An easy and minimally invasive procedure to remove a piece of skin tissue for laboratory testing to aid the diagnosis and treatment of skin diseases and conditions.
A Skin biopsy is small surgical procedure used to identify and correctly treat some of the more complex skin conditions and diseases. During a biopsy the doctor will clean the area and numb it with local anaesthetic before removing a piece of skin from the affected area with a scalpel (small knife), razor blade, scissors or a round cutter (called punch biopsy).
This piece of skin or tissue is then sent to a laboratory for further testing, and it is the most common form used to analyse whether foreign tissues, abnormal growths and tumours exists in the skin.

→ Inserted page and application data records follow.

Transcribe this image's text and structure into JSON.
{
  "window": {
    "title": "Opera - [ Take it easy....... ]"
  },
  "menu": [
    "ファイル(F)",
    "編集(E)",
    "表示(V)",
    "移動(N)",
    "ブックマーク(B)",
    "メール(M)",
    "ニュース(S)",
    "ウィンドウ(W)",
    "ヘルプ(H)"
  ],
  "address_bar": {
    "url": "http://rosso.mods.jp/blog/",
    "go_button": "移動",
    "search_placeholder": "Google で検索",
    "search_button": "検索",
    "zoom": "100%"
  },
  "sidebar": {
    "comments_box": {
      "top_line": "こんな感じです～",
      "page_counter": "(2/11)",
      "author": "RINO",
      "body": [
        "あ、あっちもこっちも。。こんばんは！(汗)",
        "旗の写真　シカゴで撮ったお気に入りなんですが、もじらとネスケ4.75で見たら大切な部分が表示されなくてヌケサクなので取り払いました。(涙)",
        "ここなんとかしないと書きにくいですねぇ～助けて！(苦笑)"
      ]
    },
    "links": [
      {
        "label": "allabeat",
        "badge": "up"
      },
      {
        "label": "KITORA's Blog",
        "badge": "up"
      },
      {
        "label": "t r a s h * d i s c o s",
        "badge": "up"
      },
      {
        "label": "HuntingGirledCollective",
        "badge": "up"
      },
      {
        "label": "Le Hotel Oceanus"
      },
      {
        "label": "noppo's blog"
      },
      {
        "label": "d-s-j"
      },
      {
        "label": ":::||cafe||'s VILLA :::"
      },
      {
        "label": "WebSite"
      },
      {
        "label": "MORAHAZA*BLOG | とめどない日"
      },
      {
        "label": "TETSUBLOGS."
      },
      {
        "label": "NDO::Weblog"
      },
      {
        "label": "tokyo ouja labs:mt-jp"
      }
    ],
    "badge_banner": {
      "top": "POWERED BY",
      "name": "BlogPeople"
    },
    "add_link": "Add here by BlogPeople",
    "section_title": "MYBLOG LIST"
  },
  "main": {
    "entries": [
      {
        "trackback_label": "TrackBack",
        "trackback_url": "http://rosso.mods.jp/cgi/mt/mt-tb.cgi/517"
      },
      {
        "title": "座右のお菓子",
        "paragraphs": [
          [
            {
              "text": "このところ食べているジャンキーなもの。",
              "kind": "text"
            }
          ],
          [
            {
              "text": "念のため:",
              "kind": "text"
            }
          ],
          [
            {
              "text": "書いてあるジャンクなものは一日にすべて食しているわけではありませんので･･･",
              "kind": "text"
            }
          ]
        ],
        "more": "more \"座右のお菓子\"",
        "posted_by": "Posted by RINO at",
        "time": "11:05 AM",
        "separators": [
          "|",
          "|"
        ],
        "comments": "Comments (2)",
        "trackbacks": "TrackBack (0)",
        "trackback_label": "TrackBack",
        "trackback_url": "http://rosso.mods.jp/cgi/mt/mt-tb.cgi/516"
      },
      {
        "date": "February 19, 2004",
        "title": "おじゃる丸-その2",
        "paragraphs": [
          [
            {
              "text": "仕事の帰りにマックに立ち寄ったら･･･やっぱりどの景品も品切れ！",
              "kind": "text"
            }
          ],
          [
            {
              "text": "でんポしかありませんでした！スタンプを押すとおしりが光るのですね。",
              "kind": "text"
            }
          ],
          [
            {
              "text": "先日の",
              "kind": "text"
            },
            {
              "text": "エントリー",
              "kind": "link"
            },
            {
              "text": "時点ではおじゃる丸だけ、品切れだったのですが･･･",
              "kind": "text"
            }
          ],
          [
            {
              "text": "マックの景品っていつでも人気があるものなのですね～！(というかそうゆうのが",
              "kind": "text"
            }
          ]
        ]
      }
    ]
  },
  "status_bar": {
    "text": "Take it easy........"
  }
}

A biopsy can not only provide answers around complex diseases present, but it will also enable the early enough detection of hazardous conditions so that you can take lifesaving steps towards the best treatment.
WHAT OUR CLIENTS SAY
FREQUENTLY ASKED QUESTIONS
A round cutting instrument is used to ‘punch’ and surgically remove a piece of skin for microscopic testing and examination.
The exact size of the piece of tissue will be determined by the condition or abnormal growth suspected, its location and the type of tests required.
No. This is a very small procedure and is done at our consulting rooms.
The procedure is not painful, and the doctor will make use of local anaesthesia which might cause a mild stinging sensation when being injected. When feeling returns there might be a little bit of sensitivity and the doctor will prescribe painkillers in some extreme cases where bigger pieces of tissue are required.
Yes, if the exact condition is not identifiable through visual examination the doctor might use a variety of other instruments and tests to provide more definite details around the indications. Skin tests like use tests, patch tests, prick tests and intradermal tests can help identify potential allergies or causes of rashes, while black light is used to illuminate pigmentation abnormalities and fungi or bacteria. Learn more about skin disease diagnosis here.
Skin biopsies are used across the globe to effectively and correctly diagnose skin disease, but our doctors will only do one should the condition in question require it. In most cases, this is required when it’s not a common, easily identifiable or potentially cancerous skin disease. A biopsy allows the required lab testing to correctly identify and prescribe the treatment needed for corrective and preventative measures.
Consult your doctor for exact care instructions as this depends on the exact size of the excision done. Generally, bathing is not allowed, but the patient is allowed to shower after 24 hours. The area should be covered again with dressings until scab forms. If bleeding occurs, firm pressure and a clean gauze is recommended and if redness occurs around the wound, it could be signs of mild infection and it is better to contact your doctor for a topical solution if they have not included one in your prescription already.